*EXERCISE PROMPT:*
Print out the data precisely as it appears here, with no pictures.
[SOURCE MATERIAL Boundary: Start]
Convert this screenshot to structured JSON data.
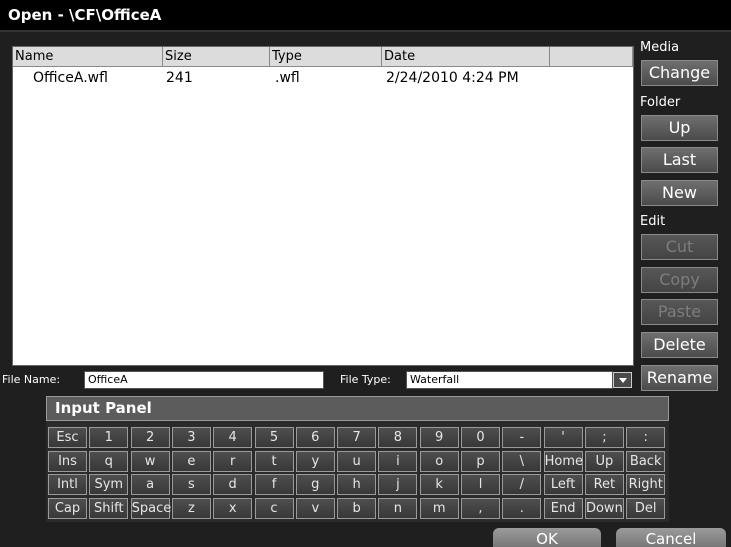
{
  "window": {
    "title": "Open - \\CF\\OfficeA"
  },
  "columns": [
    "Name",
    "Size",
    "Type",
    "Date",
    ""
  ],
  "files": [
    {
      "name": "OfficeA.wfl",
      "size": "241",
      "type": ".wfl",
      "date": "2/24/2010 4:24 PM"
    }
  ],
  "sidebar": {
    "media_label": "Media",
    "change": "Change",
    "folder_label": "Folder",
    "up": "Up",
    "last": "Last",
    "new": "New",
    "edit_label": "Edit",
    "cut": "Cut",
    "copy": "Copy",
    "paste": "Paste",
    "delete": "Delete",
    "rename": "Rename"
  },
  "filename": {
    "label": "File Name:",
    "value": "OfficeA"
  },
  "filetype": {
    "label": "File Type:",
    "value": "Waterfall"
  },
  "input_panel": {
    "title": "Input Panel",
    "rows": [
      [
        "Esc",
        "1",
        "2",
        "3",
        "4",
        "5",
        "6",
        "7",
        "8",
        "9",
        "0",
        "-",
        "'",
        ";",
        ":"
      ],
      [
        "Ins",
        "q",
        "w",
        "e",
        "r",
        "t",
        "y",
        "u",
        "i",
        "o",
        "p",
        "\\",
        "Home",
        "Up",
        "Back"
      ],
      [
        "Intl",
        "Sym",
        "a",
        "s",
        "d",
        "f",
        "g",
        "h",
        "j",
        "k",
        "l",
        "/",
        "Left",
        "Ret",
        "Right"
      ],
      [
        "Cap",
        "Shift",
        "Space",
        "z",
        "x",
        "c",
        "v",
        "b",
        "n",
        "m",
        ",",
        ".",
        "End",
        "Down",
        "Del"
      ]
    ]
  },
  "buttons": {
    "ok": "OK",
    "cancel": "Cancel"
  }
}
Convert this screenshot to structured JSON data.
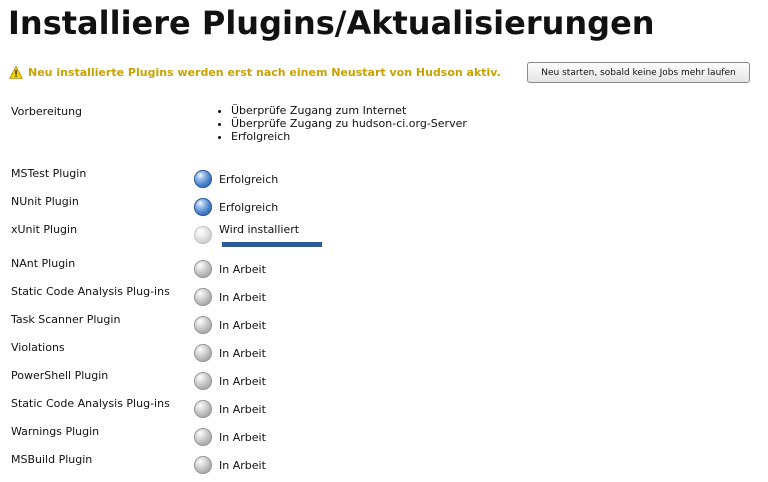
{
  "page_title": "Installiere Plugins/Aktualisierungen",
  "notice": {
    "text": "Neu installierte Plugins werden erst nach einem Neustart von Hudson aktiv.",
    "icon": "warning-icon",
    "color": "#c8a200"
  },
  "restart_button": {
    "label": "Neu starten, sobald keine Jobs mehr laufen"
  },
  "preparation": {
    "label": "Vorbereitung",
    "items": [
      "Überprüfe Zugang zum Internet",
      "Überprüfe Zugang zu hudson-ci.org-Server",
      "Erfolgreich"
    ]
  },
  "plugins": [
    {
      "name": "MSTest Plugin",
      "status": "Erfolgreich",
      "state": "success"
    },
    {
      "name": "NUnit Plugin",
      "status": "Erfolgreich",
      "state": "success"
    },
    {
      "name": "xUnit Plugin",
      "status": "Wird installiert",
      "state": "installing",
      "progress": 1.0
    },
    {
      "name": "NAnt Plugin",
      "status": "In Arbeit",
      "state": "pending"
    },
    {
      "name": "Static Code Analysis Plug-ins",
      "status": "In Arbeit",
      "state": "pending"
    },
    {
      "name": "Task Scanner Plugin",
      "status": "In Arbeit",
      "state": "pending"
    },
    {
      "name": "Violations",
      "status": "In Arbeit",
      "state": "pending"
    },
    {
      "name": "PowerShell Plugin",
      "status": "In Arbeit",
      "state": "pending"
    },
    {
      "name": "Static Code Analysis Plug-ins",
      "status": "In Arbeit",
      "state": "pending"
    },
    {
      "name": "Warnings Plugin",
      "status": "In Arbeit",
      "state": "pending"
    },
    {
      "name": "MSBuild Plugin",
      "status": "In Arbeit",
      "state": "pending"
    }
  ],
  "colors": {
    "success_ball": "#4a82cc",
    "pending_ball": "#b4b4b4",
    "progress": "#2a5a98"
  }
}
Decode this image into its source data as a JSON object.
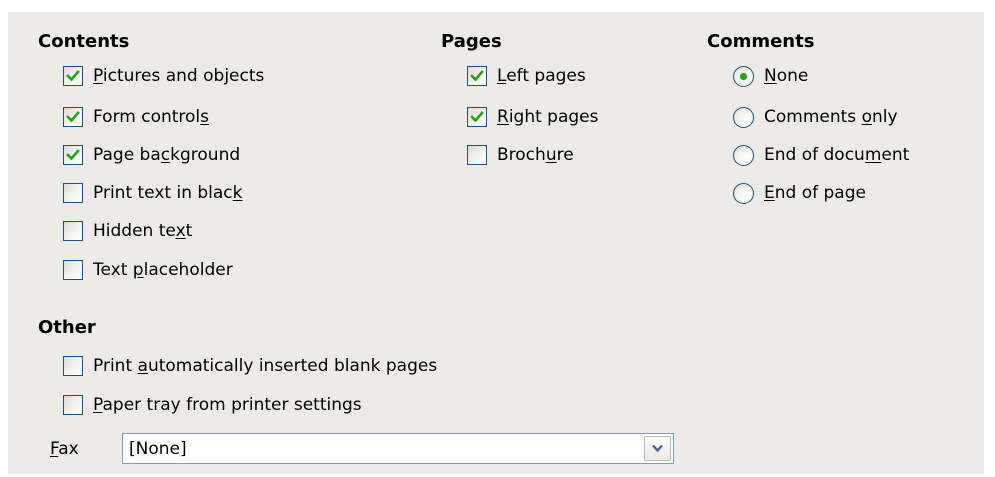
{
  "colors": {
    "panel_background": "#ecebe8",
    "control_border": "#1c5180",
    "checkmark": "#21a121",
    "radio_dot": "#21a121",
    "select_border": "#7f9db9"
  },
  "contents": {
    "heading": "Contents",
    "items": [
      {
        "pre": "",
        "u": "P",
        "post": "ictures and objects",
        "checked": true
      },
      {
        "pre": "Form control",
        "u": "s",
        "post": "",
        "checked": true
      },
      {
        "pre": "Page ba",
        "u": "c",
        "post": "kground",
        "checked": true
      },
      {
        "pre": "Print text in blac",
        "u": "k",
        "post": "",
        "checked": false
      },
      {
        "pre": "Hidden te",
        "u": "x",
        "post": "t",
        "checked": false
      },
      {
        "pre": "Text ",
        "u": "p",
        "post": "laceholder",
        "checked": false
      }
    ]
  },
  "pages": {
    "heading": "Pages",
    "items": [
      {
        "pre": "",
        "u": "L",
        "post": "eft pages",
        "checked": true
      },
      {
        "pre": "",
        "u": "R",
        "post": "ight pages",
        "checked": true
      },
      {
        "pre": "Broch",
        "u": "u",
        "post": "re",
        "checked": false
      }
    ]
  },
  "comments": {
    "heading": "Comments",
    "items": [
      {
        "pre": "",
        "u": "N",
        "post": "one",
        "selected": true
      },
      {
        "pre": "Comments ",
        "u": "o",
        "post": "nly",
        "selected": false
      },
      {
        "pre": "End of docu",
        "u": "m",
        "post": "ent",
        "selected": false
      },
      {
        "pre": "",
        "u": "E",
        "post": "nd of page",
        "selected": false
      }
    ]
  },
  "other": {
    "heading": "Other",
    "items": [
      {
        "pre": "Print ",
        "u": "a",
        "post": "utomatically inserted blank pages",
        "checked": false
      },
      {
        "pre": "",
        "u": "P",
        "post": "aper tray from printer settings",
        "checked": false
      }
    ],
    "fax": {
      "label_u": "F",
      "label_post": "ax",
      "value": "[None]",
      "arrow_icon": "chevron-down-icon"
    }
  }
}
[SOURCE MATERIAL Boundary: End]
*ANSWER TO THIS EXERCISE:*
Convert this screenshot to structured JSON data.
{
  "window": {
    "title": "Open - \\CF\\OfficeA"
  },
  "columns": [
    "Name",
    "Size",
    "Type",
    "Date",
    ""
  ],
  "files": [
    {
      "name": "OfficeA.wfl",
      "size": "241",
      "type": ".wfl",
      "date": "2/24/2010 4:24 PM"
    }
  ],
  "sidebar": {
    "media_label": "Media",
    "change": "Change",
    "folder_label": "Folder",
    "up": "Up",
    "last": "Last",
    "new": "New",
    "edit_label": "Edit",
    "cut": "Cut",
    "copy": "Copy",
    "paste": "Paste",
    "delete": "Delete",
    "rename": "Rename"
  },
  "filename": {
    "label": "File Name:",
    "value": "OfficeA"
  },
  "filetype": {
    "label": "File Type:",
    "value": "Waterfall"
  },
  "input_panel": {
    "title": "Input Panel",
    "rows": [
      [
        "Esc",
        "1",
        "2",
        "3",
        "4",
        "5",
        "6",
        "7",
        "8",
        "9",
        "0",
        "-",
        "'",
        ";",
        ":"
      ],
      [
        "Ins",
        "q",
        "w",
        "e",
        "r",
        "t",
        "y",
        "u",
        "i",
        "o",
        "p",
        "\\",
        "Home",
        "Up",
        "Back"
      ],
      [
        "Intl",
        "Sym",
        "a",
        "s",
        "d",
        "f",
        "g",
        "h",
        "j",
        "k",
        "l",
        "/",
        "Left",
        "Ret",
        "Right"
      ],
      [
        "Cap",
        "Shift",
        "Space",
        "z",
        "x",
        "c",
        "v",
        "b",
        "n",
        "m",
        ",",
        ".",
        "End",
        "Down",
        "Del"
      ]
    ]
  },
  "buttons": {
    "ok": "OK",
    "cancel": "Cancel"
  }
}
Convert this screenshot to structured JSON data.
{
  "page_title": "Installiere Plugins/Aktualisierungen",
  "notice": {
    "text": "Neu installierte Plugins werden erst nach einem Neustart von Hudson aktiv.",
    "icon": "warning-icon",
    "color": "#c8a200"
  },
  "restart_button": {
    "label": "Neu starten, sobald keine Jobs mehr laufen"
  },
  "preparation": {
    "label": "Vorbereitung",
    "items": [
      "Überprüfe Zugang zum Internet",
      "Überprüfe Zugang zu hudson-ci.org-Server",
      "Erfolgreich"
    ]
  },
  "plugins": [
    {
      "name": "MSTest Plugin",
      "status": "Erfolgreich",
      "state": "success"
    },
    {
      "name": "NUnit Plugin",
      "status": "Erfolgreich",
      "state": "success"
    },
    {
      "name": "xUnit Plugin",
      "status": "Wird installiert",
      "state": "installing",
      "progress": 1.0
    },
    {
      "name": "NAnt Plugin",
      "status": "In Arbeit",
      "state": "pending"
    },
    {
      "name": "Static Code Analysis Plug-ins",
      "status": "In Arbeit",
      "state": "pending"
    },
    {
      "name": "Task Scanner Plugin",
      "status": "In Arbeit",
      "state": "pending"
    },
    {
      "name": "Violations",
      "status": "In Arbeit",
      "state": "pending"
    },
    {
      "name": "PowerShell Plugin",
      "status": "In Arbeit",
      "state": "pending"
    },
    {
      "name": "Static Code Analysis Plug-ins",
      "status": "In Arbeit",
      "state": "pending"
    },
    {
      "name": "Warnings Plugin",
      "status": "In Arbeit",
      "state": "pending"
    },
    {
      "name": "MSBuild Plugin",
      "status": "In Arbeit",
      "state": "pending"
    }
  ],
  "colors": {
    "success_ball": "#4a82cc",
    "pending_ball": "#b4b4b4",
    "progress": "#2a5a98"
  }
}
Decode this image into its source data as a JSON object.
{
  "colors": {
    "panel_background": "#ecebe8",
    "control_border": "#1c5180",
    "checkmark": "#21a121",
    "radio_dot": "#21a121",
    "select_border": "#7f9db9"
  },
  "contents": {
    "heading": "Contents",
    "items": [
      {
        "pre": "",
        "u": "P",
        "post": "ictures and objects",
        "checked": true
      },
      {
        "pre": "Form control",
        "u": "s",
        "post": "",
        "checked": true
      },
      {
        "pre": "Page ba",
        "u": "c",
        "post": "kground",
        "checked": true
      },
      {
        "pre": "Print text in blac",
        "u": "k",
        "post": "",
        "checked": false
      },
      {
        "pre": "Hidden te",
        "u": "x",
        "post": "t",
        "checked": false
      },
      {
        "pre": "Text ",
        "u": "p",
        "post": "laceholder",
        "checked": false
      }
    ]
  },
  "pages": {
    "heading": "Pages",
    "items": [
      {
        "pre": "",
        "u": "L",
        "post": "eft pages",
        "checked": true
      },
      {
        "pre": "",
        "u": "R",
        "post": "ight pages",
        "checked": true
      },
      {
        "pre": "Broch",
        "u": "u",
        "post": "re",
        "checked": false
      }
    ]
  },
  "comments": {
    "heading": "Comments",
    "items": [
      {
        "pre": "",
        "u": "N",
        "post": "one",
        "selected": true
      },
      {
        "pre": "Comments ",
        "u": "o",
        "post": "nly",
        "selected": false
      },
      {
        "pre": "End of docu",
        "u": "m",
        "post": "ent",
        "selected": false
      },
      {
        "pre": "",
        "u": "E",
        "post": "nd of page",
        "selected": false
      }
    ]
  },
  "other": {
    "heading": "Other",
    "items": [
      {
        "pre": "Print ",
        "u": "a",
        "post": "utomatically inserted blank pages",
        "checked": false
      },
      {
        "pre": "",
        "u": "P",
        "post": "aper tray from printer settings",
        "checked": false
      }
    ],
    "fax": {
      "label_u": "F",
      "label_post": "ax",
      "value": "[None]",
      "arrow_icon": "chevron-down-icon"
    }
  }
}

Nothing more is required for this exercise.